What to do: The response must contain every line from the records below that has "accent".

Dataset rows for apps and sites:
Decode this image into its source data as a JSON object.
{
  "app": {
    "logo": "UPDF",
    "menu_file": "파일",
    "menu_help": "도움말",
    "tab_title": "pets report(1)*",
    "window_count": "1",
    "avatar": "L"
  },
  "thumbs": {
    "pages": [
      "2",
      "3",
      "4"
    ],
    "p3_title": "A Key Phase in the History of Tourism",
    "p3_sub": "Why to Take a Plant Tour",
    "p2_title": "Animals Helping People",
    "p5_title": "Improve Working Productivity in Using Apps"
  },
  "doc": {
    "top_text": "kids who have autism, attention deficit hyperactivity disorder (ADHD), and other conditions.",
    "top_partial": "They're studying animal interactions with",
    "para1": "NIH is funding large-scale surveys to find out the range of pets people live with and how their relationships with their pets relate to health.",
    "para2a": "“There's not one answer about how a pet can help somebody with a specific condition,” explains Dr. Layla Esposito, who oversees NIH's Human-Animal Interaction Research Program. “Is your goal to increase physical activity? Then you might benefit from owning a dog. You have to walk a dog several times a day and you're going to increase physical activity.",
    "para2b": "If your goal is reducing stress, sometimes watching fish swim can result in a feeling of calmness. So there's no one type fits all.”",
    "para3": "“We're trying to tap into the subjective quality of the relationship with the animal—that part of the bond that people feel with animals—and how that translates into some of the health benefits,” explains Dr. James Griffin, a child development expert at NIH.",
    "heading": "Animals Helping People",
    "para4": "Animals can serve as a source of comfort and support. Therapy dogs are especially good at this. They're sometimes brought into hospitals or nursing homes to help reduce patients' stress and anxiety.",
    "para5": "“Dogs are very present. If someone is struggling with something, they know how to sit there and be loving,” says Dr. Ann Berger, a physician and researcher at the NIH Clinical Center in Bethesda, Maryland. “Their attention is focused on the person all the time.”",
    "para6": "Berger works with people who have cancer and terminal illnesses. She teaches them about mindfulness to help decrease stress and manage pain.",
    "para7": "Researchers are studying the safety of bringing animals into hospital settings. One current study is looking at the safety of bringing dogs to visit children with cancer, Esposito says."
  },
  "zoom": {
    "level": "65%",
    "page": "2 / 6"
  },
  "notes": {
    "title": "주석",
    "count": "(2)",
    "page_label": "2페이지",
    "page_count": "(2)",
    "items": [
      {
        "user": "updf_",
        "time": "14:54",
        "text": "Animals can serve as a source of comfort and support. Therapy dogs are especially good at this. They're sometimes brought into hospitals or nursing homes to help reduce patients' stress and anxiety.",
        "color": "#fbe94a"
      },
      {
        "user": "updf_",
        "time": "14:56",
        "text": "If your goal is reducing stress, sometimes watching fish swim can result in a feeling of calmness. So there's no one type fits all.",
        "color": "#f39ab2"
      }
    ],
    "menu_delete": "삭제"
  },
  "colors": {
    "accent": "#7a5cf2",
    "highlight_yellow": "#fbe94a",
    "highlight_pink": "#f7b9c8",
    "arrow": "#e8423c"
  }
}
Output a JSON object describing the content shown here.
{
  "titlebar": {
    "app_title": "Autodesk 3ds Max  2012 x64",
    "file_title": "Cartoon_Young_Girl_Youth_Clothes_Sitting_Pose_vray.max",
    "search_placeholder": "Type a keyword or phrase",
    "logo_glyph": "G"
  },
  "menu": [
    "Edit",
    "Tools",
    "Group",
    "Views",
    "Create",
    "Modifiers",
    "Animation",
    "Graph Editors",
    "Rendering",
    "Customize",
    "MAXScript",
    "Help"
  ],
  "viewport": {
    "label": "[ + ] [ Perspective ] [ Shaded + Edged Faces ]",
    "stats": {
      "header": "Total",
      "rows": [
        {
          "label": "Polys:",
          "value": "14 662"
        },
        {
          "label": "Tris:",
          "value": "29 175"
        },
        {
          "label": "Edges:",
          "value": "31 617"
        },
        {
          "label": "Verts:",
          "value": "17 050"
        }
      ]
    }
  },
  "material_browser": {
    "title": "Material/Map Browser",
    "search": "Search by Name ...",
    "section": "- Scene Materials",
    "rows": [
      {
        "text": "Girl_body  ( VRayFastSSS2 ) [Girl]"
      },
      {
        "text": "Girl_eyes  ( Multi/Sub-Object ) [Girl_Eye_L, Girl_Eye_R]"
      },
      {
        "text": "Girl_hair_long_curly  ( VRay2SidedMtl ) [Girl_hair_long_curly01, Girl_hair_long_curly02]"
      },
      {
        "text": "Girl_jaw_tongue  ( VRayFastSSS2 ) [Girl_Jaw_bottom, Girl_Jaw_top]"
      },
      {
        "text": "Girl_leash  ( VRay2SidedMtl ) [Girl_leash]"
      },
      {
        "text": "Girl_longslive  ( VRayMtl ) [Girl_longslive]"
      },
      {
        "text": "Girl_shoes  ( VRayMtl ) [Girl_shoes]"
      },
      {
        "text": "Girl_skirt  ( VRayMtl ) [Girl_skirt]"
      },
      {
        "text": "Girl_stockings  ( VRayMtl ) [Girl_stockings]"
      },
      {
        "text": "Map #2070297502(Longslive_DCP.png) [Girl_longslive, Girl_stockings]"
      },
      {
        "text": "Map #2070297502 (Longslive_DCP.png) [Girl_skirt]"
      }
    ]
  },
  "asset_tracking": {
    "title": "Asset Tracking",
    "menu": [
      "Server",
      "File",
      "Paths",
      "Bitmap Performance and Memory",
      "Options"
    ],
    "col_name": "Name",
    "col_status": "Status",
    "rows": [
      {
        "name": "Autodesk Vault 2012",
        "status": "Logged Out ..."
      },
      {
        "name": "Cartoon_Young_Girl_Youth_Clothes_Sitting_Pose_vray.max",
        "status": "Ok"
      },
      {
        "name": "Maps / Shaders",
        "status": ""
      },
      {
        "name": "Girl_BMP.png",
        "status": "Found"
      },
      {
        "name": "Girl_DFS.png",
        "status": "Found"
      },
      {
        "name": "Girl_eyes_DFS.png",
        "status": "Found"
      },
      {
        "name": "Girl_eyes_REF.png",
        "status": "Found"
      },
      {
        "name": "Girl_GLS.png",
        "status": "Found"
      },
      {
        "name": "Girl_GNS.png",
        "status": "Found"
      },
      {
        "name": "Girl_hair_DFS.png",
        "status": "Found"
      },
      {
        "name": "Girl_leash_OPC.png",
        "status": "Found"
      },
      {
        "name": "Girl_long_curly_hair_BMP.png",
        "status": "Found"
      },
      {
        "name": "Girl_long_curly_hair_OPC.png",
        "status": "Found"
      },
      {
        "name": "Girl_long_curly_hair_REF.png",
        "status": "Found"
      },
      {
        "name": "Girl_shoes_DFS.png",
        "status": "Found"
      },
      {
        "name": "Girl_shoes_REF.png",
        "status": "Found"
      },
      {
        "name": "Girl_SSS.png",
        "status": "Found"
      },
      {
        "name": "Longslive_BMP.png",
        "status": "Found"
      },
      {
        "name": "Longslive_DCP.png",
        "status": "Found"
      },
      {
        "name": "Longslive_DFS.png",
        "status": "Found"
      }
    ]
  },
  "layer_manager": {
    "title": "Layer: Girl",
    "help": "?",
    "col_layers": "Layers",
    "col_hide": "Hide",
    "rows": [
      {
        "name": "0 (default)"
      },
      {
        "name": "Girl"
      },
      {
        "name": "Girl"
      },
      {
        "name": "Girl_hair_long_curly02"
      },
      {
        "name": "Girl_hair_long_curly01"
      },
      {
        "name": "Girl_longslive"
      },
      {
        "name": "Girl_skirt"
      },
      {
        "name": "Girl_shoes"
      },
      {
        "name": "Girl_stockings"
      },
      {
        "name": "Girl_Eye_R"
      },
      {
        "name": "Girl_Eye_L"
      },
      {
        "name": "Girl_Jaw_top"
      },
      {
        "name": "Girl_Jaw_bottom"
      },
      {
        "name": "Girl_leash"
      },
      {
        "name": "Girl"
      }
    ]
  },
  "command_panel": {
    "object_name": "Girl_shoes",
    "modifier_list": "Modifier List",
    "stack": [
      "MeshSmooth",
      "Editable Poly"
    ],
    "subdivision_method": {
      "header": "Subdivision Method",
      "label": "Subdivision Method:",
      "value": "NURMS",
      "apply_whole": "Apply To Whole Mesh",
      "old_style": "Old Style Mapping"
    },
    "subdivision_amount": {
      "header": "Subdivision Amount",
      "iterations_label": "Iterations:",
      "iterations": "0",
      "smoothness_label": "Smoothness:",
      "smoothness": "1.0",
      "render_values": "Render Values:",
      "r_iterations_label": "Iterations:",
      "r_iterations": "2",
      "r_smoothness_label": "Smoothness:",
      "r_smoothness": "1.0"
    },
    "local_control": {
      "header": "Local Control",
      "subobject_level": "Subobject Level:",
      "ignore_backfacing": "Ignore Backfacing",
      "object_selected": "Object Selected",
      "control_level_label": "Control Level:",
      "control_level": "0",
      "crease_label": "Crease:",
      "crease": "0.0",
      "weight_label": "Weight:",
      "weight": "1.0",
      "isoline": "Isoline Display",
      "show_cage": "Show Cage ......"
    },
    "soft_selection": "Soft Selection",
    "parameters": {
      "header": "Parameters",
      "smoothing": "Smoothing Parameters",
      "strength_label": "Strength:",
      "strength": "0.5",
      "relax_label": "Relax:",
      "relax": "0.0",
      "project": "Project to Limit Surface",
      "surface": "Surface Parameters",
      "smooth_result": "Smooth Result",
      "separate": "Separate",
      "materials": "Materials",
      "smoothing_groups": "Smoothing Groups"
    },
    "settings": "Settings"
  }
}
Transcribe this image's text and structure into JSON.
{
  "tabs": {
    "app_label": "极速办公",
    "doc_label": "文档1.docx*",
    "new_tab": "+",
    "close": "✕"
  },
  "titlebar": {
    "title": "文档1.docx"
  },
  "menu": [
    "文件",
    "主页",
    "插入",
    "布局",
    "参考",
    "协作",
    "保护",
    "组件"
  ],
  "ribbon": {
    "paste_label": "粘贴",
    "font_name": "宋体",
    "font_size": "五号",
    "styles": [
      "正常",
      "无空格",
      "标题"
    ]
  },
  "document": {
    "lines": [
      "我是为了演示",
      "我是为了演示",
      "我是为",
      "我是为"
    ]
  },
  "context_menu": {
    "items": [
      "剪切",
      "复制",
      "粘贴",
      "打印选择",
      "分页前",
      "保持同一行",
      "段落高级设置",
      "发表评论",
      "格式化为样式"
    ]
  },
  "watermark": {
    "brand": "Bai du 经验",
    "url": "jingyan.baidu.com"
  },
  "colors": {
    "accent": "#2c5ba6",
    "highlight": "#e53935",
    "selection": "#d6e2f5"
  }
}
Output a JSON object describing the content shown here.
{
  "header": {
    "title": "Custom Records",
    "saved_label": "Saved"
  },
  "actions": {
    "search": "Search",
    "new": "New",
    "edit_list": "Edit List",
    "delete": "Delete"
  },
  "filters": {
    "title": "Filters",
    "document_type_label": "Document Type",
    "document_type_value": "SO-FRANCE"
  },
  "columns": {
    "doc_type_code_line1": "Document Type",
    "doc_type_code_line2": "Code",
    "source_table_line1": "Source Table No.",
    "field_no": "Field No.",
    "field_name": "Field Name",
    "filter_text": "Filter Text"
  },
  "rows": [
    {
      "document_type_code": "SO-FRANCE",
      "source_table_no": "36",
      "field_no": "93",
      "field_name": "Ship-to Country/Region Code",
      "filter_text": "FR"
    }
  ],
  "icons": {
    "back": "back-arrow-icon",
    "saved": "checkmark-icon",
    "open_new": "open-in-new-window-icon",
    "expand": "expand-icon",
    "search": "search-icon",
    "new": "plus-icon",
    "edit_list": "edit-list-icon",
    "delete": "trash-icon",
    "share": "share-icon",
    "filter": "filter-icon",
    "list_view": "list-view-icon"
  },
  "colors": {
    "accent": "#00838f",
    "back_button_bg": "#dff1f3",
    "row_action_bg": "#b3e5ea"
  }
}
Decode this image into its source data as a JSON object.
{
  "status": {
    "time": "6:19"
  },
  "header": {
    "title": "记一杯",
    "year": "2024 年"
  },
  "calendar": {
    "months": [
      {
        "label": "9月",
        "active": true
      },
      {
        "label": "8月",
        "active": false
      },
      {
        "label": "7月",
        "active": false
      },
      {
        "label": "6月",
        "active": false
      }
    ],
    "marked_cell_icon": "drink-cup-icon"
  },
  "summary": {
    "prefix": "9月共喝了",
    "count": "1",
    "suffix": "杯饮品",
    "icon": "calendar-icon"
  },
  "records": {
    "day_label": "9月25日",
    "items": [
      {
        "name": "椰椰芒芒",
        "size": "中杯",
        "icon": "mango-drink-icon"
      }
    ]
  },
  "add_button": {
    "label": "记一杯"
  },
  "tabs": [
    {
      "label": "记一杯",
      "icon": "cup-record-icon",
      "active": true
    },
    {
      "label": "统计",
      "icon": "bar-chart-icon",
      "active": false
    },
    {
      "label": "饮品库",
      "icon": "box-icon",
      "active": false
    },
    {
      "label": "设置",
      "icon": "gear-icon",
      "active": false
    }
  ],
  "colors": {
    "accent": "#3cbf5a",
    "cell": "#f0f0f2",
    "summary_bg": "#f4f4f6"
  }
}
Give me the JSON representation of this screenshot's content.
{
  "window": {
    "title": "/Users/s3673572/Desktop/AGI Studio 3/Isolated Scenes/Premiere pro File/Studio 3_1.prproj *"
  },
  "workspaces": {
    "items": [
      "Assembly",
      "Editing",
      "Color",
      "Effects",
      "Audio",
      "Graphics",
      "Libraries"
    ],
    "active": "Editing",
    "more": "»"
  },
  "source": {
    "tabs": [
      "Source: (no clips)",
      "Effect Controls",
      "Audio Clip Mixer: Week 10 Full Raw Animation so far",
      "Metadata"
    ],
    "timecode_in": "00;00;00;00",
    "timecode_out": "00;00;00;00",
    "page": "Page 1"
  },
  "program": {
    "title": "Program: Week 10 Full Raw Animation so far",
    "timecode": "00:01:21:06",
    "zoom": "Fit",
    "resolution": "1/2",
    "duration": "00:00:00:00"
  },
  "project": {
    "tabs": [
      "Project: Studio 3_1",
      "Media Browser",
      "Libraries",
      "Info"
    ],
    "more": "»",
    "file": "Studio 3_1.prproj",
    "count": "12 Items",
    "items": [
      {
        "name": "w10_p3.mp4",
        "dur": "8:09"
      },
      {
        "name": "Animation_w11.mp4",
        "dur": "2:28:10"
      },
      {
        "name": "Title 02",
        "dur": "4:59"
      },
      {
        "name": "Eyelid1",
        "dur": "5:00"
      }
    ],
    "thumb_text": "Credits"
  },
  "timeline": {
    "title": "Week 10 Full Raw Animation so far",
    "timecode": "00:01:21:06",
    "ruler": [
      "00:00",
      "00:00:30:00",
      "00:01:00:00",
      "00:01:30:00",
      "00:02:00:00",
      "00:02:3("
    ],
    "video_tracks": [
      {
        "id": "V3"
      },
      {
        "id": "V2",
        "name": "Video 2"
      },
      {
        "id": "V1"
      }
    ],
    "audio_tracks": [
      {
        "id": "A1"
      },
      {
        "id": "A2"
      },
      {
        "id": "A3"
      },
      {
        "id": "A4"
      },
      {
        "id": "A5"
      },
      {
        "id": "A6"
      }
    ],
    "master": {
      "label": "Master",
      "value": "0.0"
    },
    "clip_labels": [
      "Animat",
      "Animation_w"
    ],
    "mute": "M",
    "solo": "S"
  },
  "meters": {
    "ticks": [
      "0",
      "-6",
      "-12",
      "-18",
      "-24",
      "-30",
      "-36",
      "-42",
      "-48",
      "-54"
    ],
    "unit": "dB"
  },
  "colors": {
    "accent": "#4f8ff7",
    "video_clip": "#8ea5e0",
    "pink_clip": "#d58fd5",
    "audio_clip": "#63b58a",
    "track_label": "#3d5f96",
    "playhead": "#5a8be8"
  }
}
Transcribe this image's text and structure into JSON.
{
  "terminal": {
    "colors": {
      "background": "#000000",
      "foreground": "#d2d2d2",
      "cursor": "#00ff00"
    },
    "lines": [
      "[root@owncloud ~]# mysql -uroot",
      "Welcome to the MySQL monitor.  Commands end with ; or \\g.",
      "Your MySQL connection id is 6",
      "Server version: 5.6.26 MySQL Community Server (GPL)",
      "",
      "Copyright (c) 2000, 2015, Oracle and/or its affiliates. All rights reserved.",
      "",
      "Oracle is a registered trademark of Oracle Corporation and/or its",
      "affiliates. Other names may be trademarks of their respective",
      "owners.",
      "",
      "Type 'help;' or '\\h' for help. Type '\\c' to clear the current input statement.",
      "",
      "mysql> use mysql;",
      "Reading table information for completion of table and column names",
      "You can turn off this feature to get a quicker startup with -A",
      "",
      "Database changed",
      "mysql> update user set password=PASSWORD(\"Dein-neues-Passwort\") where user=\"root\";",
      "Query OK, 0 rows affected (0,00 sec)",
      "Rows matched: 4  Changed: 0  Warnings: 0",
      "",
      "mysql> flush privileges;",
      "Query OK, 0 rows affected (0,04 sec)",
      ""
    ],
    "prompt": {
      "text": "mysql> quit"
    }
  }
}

Expected answer:
    "accent": "#7a5cf2",
    "accent": "#2c5ba6",
    "accent": "#00838f",
    "accent": "#3cbf5a",
    "accent": "#4f8ff7",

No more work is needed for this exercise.